China cracks down on AIDS groups ahead of Olympics

BEIJING — Wary of exposing China's flaws to the news media's glare before next year's Olympic Games, authorities are cracking down on groups that help AIDS victims and orphans, shuttering their offices and banning meetings and other gatherings.

In one case, an activist in Henan province, where the nation's AIDS crisis hit early, said police ordered him out of his office on Thursday and suggested that he flee the area for his own safety. Six other volunteers in the group were detained.

"They said our organization was illegal and our activities were illegal," said Zhu Zhaowu of the China Orchid AIDS Project's office in Kaifeng in central Henan province.

Police in the same city barred a conference for AIDS activists that had been scheduled for Aug. 19-20 by another nonprofit group known as Grassroots.

Police pulled the plug earlier this month on two other AIDS conferences in the southern city of Guangzhou — one that was to bring legal scholars from three continents and another at Sun Yatsen University.

The repression perplexes foreign experts seeking to help China grapple with the rising challenges of combating HIV infection.

"Nothing about it makes any sense," said Meg Davis, director of Asia Catalyst, a New York-based group and co-sponsor of the canceled Guangzhou legal conference.

"China is at a crossroads both in terms of its fight against AIDS and its very new and fragile civil society," Davis said.

Some domestic activists said China's leaders are clamping down because they worry that international media attention in the run-up to next summer's Olympic Games will focus on aspects of China that leaders find embarrassing.

"They hope that there will be no unharmonious voices during the Olympics period," said Hu Jia, an activist and co-founder of a nonprofit Beijing AIDS group.

Legal experts said the crackdown could backfire on China's efforts to combat HIV infection.

"If you suppress human rights, what happens is that people vulnerable to HIV are scared to be tested or seek treatment," said Mark Heywood, founder of South Africa's AIDS Law project and chairman of the UNAIDS human rights reference group, a body offering advice on the global epidemic.

Heywood, who was to attend the Aug. 3-4 Guangzhou conference, said China "is getting away with paying lip service to how we should deal with AIDS, but on the ground it is doing something completely different."

China appears to have averted the large-scale AIDS epidemic that has hit Thailand and parts of Sub-Saharan Africa.

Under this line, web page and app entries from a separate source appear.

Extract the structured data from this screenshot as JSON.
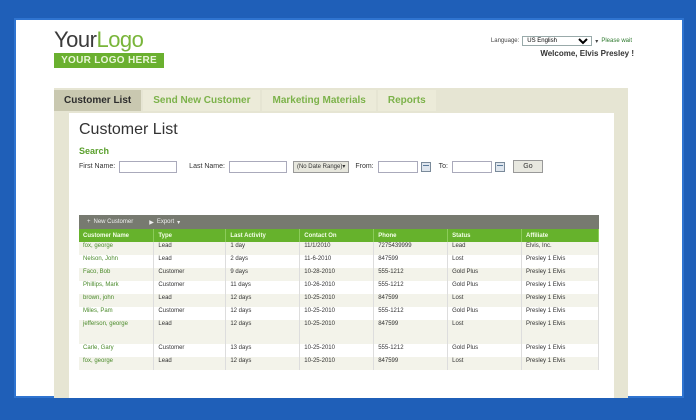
{
  "logo": {
    "part1": "Your",
    "part2": "Logo",
    "tagline": "YOUR LOGO HERE"
  },
  "header": {
    "language_label": "Language:",
    "language_value": "US English",
    "language_link": "Please wait",
    "welcome": "Welcome, Elvis Presley !"
  },
  "tabs": [
    {
      "label": "Customer List"
    },
    {
      "label": "Send New Customer"
    },
    {
      "label": "Marketing Materials"
    },
    {
      "label": "Reports"
    }
  ],
  "page": {
    "title": "Customer List",
    "search_label": "Search"
  },
  "filters": {
    "first_name_label": "First Name:",
    "last_name_label": "Last Name:",
    "date_select": "(No Date Range)",
    "from_label": "From:",
    "to_label": "To:",
    "go_label": "Go"
  },
  "toolbar": {
    "new_customer": "New Customer",
    "export": "Export"
  },
  "table": {
    "columns": [
      "Customer Name",
      "Type",
      "Last Activity",
      "Contact On",
      "Phone",
      "Status",
      "Affiliate"
    ],
    "rows": [
      [
        "fox, george",
        "Lead",
        "1 day",
        "11/1/2010",
        "7275439999",
        "Lead",
        "Elvis, Inc."
      ],
      [
        "Nelson, John",
        "Lead",
        "2 days",
        "11-6-2010",
        "847599",
        "Lost",
        "Presley 1 Elvis"
      ],
      [
        "Faco, Bob",
        "Customer",
        "9 days",
        "10-28-2010",
        "555-1212",
        "Gold Plus",
        "Presley 1 Elvis"
      ],
      [
        "Phillips, Mark",
        "Customer",
        "11 days",
        "10-26-2010",
        "555-1212",
        "Gold Plus",
        "Presley 1 Elvis"
      ],
      [
        "brown, john",
        "Lead",
        "12 days",
        "10-25-2010",
        "847599",
        "Lost",
        "Presley 1 Elvis"
      ],
      [
        "Miles, Pam",
        "Customer",
        "12 days",
        "10-25-2010",
        "555-1212",
        "Gold Plus",
        "Presley 1 Elvis"
      ],
      [
        "jefferson, george",
        "Lead",
        "12 days",
        "10-25-2010",
        "847599",
        "Lost",
        "Presley 1 Elvis"
      ],
      [
        "Carle, Gary",
        "Customer",
        "13 days",
        "10-25-2010",
        "555-1212",
        "Gold Plus",
        "Presley 1 Elvis"
      ],
      [
        "fox, george",
        "Lead",
        "12 days",
        "10-25-2010",
        "847599",
        "Lost",
        "Presley 1 Elvis"
      ]
    ]
  }
}
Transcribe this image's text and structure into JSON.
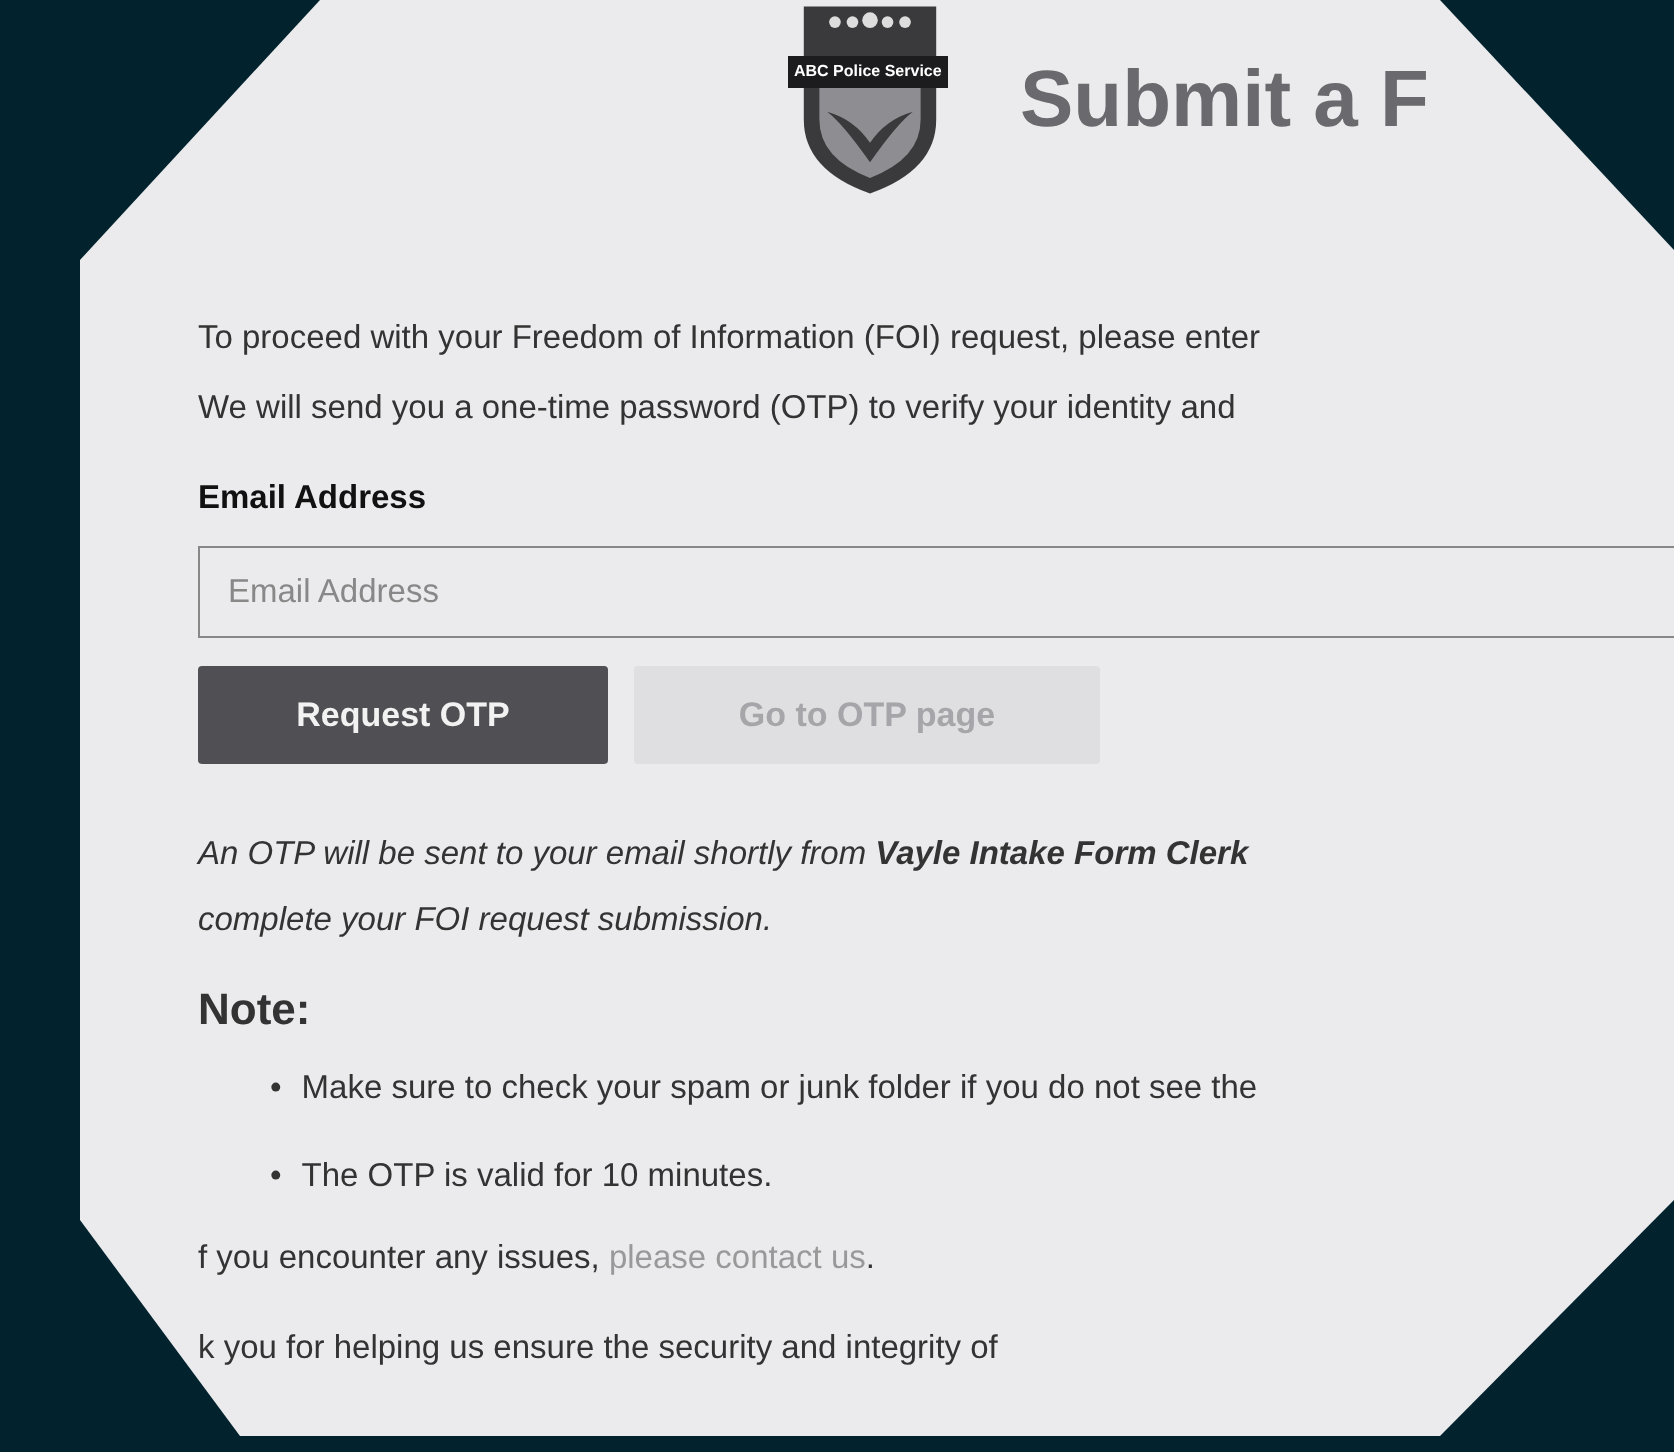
{
  "header": {
    "logo_text": "ABC Police Service",
    "title": "Submit a F"
  },
  "intro": [
    "To proceed with your Freedom of Information (FOI) request, please enter",
    "We will send you a one-time password (OTP) to verify your identity and"
  ],
  "email": {
    "label": "Email Address",
    "placeholder": "Email Address"
  },
  "buttons": [
    {
      "label": "Request OTP",
      "disabled": false
    },
    {
      "label": "Go to OTP page",
      "disabled": true
    }
  ],
  "notice": [
    "An OTP will be sent to your email shortly from **Vayle Intake Form Clerk**",
    "complete your FOI request submission."
  ],
  "note": {
    "heading": "Note:",
    "items": [
      {
        "bullet": "•",
        "text": "Make sure to check your spam or junk folder if you do not see the"
      },
      {
        "bullet": "•",
        "text": "The OTP is valid for 10 minutes."
      }
    ]
  },
  "contact": {
    "text": "f you encounter any issues,",
    "link": "please contact us",
    "end": "."
  },
  "thanks": "k you for helping us ensure the security and integrity of"
}
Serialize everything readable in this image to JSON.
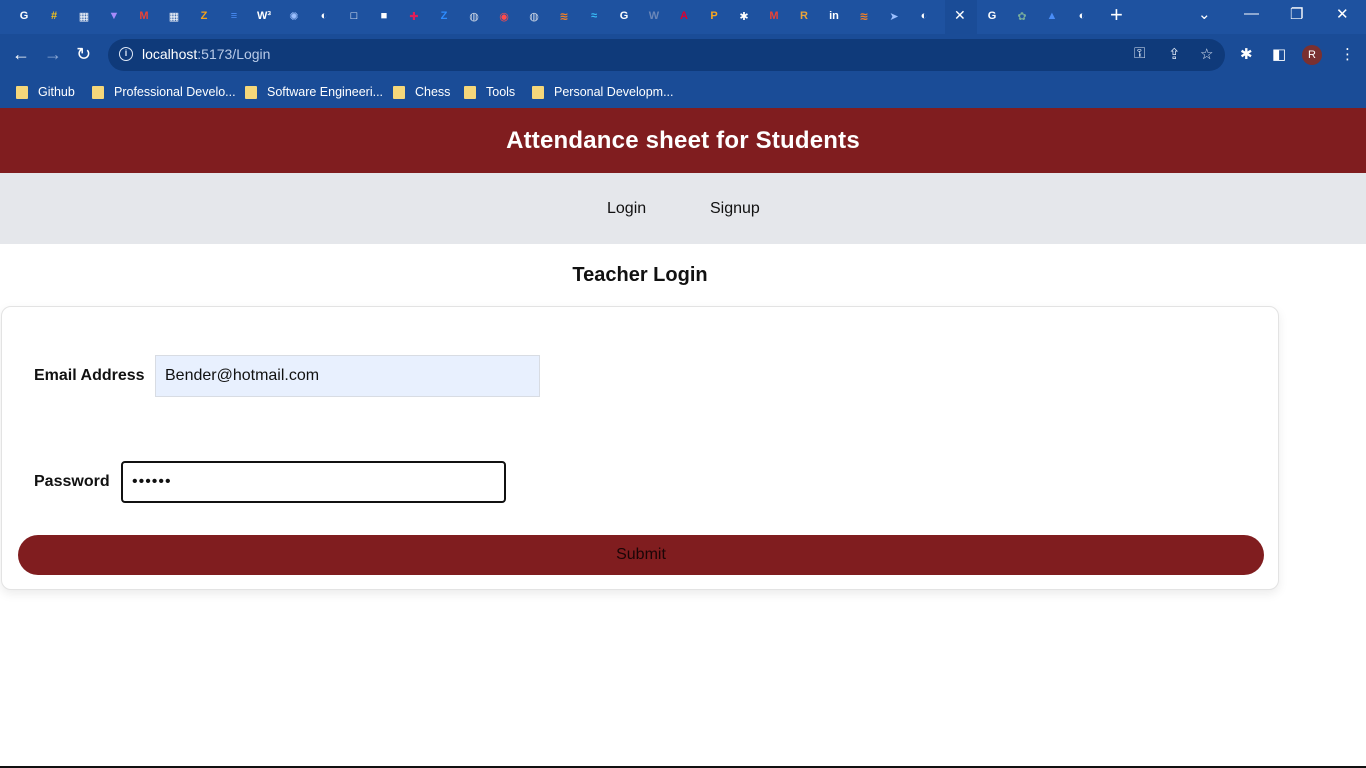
{
  "browser": {
    "tab_icons": [
      {
        "name": "google-tab-icon",
        "glyph": "G",
        "color": "#ffffff"
      },
      {
        "name": "hash-tab-icon",
        "glyph": "#",
        "color": "#f2c21b"
      },
      {
        "name": "trello-tab-icon",
        "glyph": "▦",
        "color": "#ffffff"
      },
      {
        "name": "vite-tab-icon",
        "glyph": "▼",
        "color": "#a78bfa"
      },
      {
        "name": "gmail-tab-icon",
        "glyph": "M",
        "color": "#ea4335"
      },
      {
        "name": "trello-tab-icon-2",
        "glyph": "▦",
        "color": "#ffffff"
      },
      {
        "name": "zoho-tab-icon",
        "glyph": "Z",
        "color": "#f3a21b"
      },
      {
        "name": "docs-tab-icon",
        "glyph": "≡",
        "color": "#4a8df6"
      },
      {
        "name": "w3schools-tab-icon",
        "glyph": "W³",
        "color": "#ffffff"
      },
      {
        "name": "spinner-tab-icon",
        "glyph": "✺",
        "color": "#9cc0ff"
      },
      {
        "name": "github-tab-icon",
        "glyph": "◐",
        "color": "#ffffff"
      },
      {
        "name": "square-tab-icon",
        "glyph": "□",
        "color": "#ffffff"
      },
      {
        "name": "notion-tab-icon",
        "glyph": "■",
        "color": "#ffffff"
      },
      {
        "name": "slack-tab-icon",
        "glyph": "✚",
        "color": "#e01e5a"
      },
      {
        "name": "zoom-tab-icon",
        "glyph": "Z",
        "color": "#2d8cff"
      },
      {
        "name": "globe-tab-icon",
        "glyph": "◍",
        "color": "#cfd8e6"
      },
      {
        "name": "record-tab-icon",
        "glyph": "◉",
        "color": "#ff4b4b"
      },
      {
        "name": "globe-tab-icon-2",
        "glyph": "◍",
        "color": "#cfd8e6"
      },
      {
        "name": "stackoverflow-tab-icon",
        "glyph": "≋",
        "color": "#f48024"
      },
      {
        "name": "tailwind-tab-icon",
        "glyph": "≈",
        "color": "#38bdf8"
      },
      {
        "name": "google-tab-icon-2",
        "glyph": "G",
        "color": "#ffffff"
      },
      {
        "name": "wordpress-tab-icon",
        "glyph": "W",
        "color": "#6b87b8"
      },
      {
        "name": "angular-tab-icon",
        "glyph": "A",
        "color": "#dd0031"
      },
      {
        "name": "postman-tab-icon",
        "glyph": "P",
        "color": "#f6a623"
      },
      {
        "name": "extension-tab-icon",
        "glyph": "✱",
        "color": "#ffffff"
      },
      {
        "name": "gmail-tab-icon-2",
        "glyph": "M",
        "color": "#ea4335"
      },
      {
        "name": "r-tab-icon",
        "glyph": "R",
        "color": "#e8a33b"
      },
      {
        "name": "linkedin-tab-icon",
        "glyph": "in",
        "color": "#ffffff"
      },
      {
        "name": "stackoverflow-tab-icon-2",
        "glyph": "≋",
        "color": "#f48024"
      },
      {
        "name": "send-tab-icon",
        "glyph": "➤",
        "color": "#9cc0ff"
      },
      {
        "name": "github-tab-icon-2",
        "glyph": "◐",
        "color": "#ffffff"
      }
    ],
    "tab_icons_after": [
      {
        "name": "google-tab-icon-3",
        "glyph": "G",
        "color": "#ffffff"
      },
      {
        "name": "chatgpt-tab-icon",
        "glyph": "✿",
        "color": "#74aa9c"
      },
      {
        "name": "school-tab-icon",
        "glyph": "▲",
        "color": "#4a8df6"
      },
      {
        "name": "github-tab-icon-3",
        "glyph": "◐",
        "color": "#ffffff"
      }
    ],
    "new_tab_glyph": "+",
    "close_tab_glyph": "✕",
    "url_host": "localhost",
    "url_path": ":5173/Login",
    "bookmarks": [
      "Github",
      "Professional Develo...",
      "Software Engineeri...",
      "Chess",
      "Tools",
      "Personal Developm..."
    ],
    "profile_initial": "R"
  },
  "page": {
    "header_title": "Attendance sheet for Students",
    "nav": {
      "login": "Login",
      "signup": "Signup"
    },
    "form_title": "Teacher Login",
    "email_label": "Email Address",
    "email_value": "Bender@hotmail.com",
    "password_label": "Password",
    "password_value": "••••••",
    "submit_label": "Submit"
  },
  "colors": {
    "header_bg": "#801d1f",
    "navbar_bg": "#e5e7eb",
    "chrome_bg": "#1a4c97",
    "email_autofill_bg": "#e8f0fe"
  }
}
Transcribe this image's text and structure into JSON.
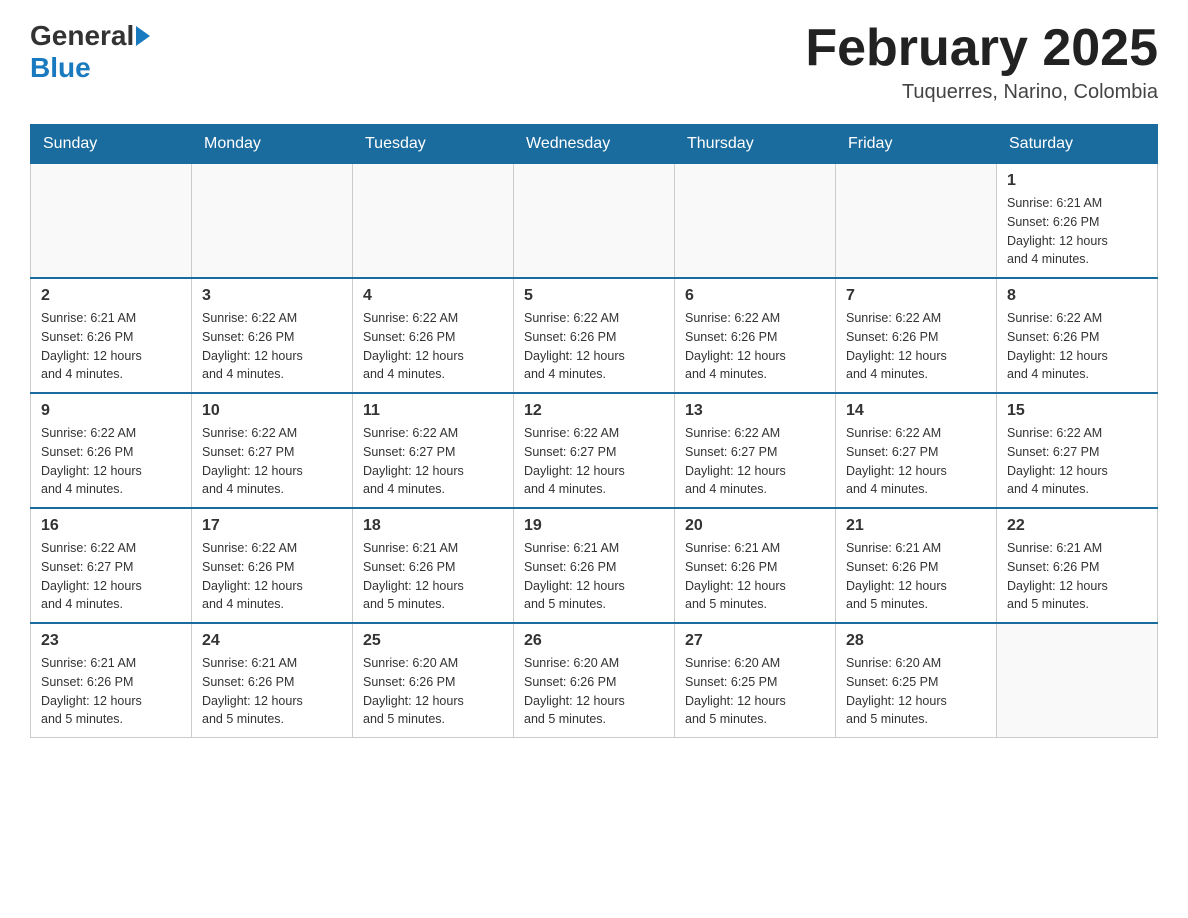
{
  "header": {
    "logo_general": "General",
    "logo_blue": "Blue",
    "title": "February 2025",
    "location": "Tuquerres, Narino, Colombia"
  },
  "days_of_week": [
    "Sunday",
    "Monday",
    "Tuesday",
    "Wednesday",
    "Thursday",
    "Friday",
    "Saturday"
  ],
  "weeks": [
    {
      "days": [
        {
          "date": "",
          "info": ""
        },
        {
          "date": "",
          "info": ""
        },
        {
          "date": "",
          "info": ""
        },
        {
          "date": "",
          "info": ""
        },
        {
          "date": "",
          "info": ""
        },
        {
          "date": "",
          "info": ""
        },
        {
          "date": "1",
          "info": "Sunrise: 6:21 AM\nSunset: 6:26 PM\nDaylight: 12 hours\nand 4 minutes."
        }
      ]
    },
    {
      "days": [
        {
          "date": "2",
          "info": "Sunrise: 6:21 AM\nSunset: 6:26 PM\nDaylight: 12 hours\nand 4 minutes."
        },
        {
          "date": "3",
          "info": "Sunrise: 6:22 AM\nSunset: 6:26 PM\nDaylight: 12 hours\nand 4 minutes."
        },
        {
          "date": "4",
          "info": "Sunrise: 6:22 AM\nSunset: 6:26 PM\nDaylight: 12 hours\nand 4 minutes."
        },
        {
          "date": "5",
          "info": "Sunrise: 6:22 AM\nSunset: 6:26 PM\nDaylight: 12 hours\nand 4 minutes."
        },
        {
          "date": "6",
          "info": "Sunrise: 6:22 AM\nSunset: 6:26 PM\nDaylight: 12 hours\nand 4 minutes."
        },
        {
          "date": "7",
          "info": "Sunrise: 6:22 AM\nSunset: 6:26 PM\nDaylight: 12 hours\nand 4 minutes."
        },
        {
          "date": "8",
          "info": "Sunrise: 6:22 AM\nSunset: 6:26 PM\nDaylight: 12 hours\nand 4 minutes."
        }
      ]
    },
    {
      "days": [
        {
          "date": "9",
          "info": "Sunrise: 6:22 AM\nSunset: 6:26 PM\nDaylight: 12 hours\nand 4 minutes."
        },
        {
          "date": "10",
          "info": "Sunrise: 6:22 AM\nSunset: 6:27 PM\nDaylight: 12 hours\nand 4 minutes."
        },
        {
          "date": "11",
          "info": "Sunrise: 6:22 AM\nSunset: 6:27 PM\nDaylight: 12 hours\nand 4 minutes."
        },
        {
          "date": "12",
          "info": "Sunrise: 6:22 AM\nSunset: 6:27 PM\nDaylight: 12 hours\nand 4 minutes."
        },
        {
          "date": "13",
          "info": "Sunrise: 6:22 AM\nSunset: 6:27 PM\nDaylight: 12 hours\nand 4 minutes."
        },
        {
          "date": "14",
          "info": "Sunrise: 6:22 AM\nSunset: 6:27 PM\nDaylight: 12 hours\nand 4 minutes."
        },
        {
          "date": "15",
          "info": "Sunrise: 6:22 AM\nSunset: 6:27 PM\nDaylight: 12 hours\nand 4 minutes."
        }
      ]
    },
    {
      "days": [
        {
          "date": "16",
          "info": "Sunrise: 6:22 AM\nSunset: 6:27 PM\nDaylight: 12 hours\nand 4 minutes."
        },
        {
          "date": "17",
          "info": "Sunrise: 6:22 AM\nSunset: 6:26 PM\nDaylight: 12 hours\nand 4 minutes."
        },
        {
          "date": "18",
          "info": "Sunrise: 6:21 AM\nSunset: 6:26 PM\nDaylight: 12 hours\nand 5 minutes."
        },
        {
          "date": "19",
          "info": "Sunrise: 6:21 AM\nSunset: 6:26 PM\nDaylight: 12 hours\nand 5 minutes."
        },
        {
          "date": "20",
          "info": "Sunrise: 6:21 AM\nSunset: 6:26 PM\nDaylight: 12 hours\nand 5 minutes."
        },
        {
          "date": "21",
          "info": "Sunrise: 6:21 AM\nSunset: 6:26 PM\nDaylight: 12 hours\nand 5 minutes."
        },
        {
          "date": "22",
          "info": "Sunrise: 6:21 AM\nSunset: 6:26 PM\nDaylight: 12 hours\nand 5 minutes."
        }
      ]
    },
    {
      "days": [
        {
          "date": "23",
          "info": "Sunrise: 6:21 AM\nSunset: 6:26 PM\nDaylight: 12 hours\nand 5 minutes."
        },
        {
          "date": "24",
          "info": "Sunrise: 6:21 AM\nSunset: 6:26 PM\nDaylight: 12 hours\nand 5 minutes."
        },
        {
          "date": "25",
          "info": "Sunrise: 6:20 AM\nSunset: 6:26 PM\nDaylight: 12 hours\nand 5 minutes."
        },
        {
          "date": "26",
          "info": "Sunrise: 6:20 AM\nSunset: 6:26 PM\nDaylight: 12 hours\nand 5 minutes."
        },
        {
          "date": "27",
          "info": "Sunrise: 6:20 AM\nSunset: 6:25 PM\nDaylight: 12 hours\nand 5 minutes."
        },
        {
          "date": "28",
          "info": "Sunrise: 6:20 AM\nSunset: 6:25 PM\nDaylight: 12 hours\nand 5 minutes."
        },
        {
          "date": "",
          "info": ""
        }
      ]
    }
  ]
}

Official statistics say the nation of 1.3 billion people has 650,000 people infected with the virus.

The virus has primarily hit drug users, sex workers, ethnic minorities and migrant workers. Henan province in central China became a hotspot in the 1990s when brokers known as "blood heads" paid farmers for blood and plasma, which they sold to unsanitary, often state-run, clinics and hospitals.

A July 24 report on AIDS in China from the Center for Strategic and International Studies, a think tank in Washington, D.C., suggested "that the disease may be moving toward a more generalized epidemic in China," despite official reports that it's under control.

A leading AIDS activist, Li Dan, a former graduate student in astrophysics, said he believes a spate of recent critical reports from global human and civil rights groups hammering China on its poor record — timed to snare headlines to coincide with the yearlong countdown to the Olympics — has provoked the government backlash.

"They are trying to leverage the Olympics as a tool to push the Chinese government," Li said, adding that he hopes foreign groups "back off a little bit" so that repression against weak domestic groups will abate.

(McClatchy Newspapers special correspondent Hua Ting contributed to this report.)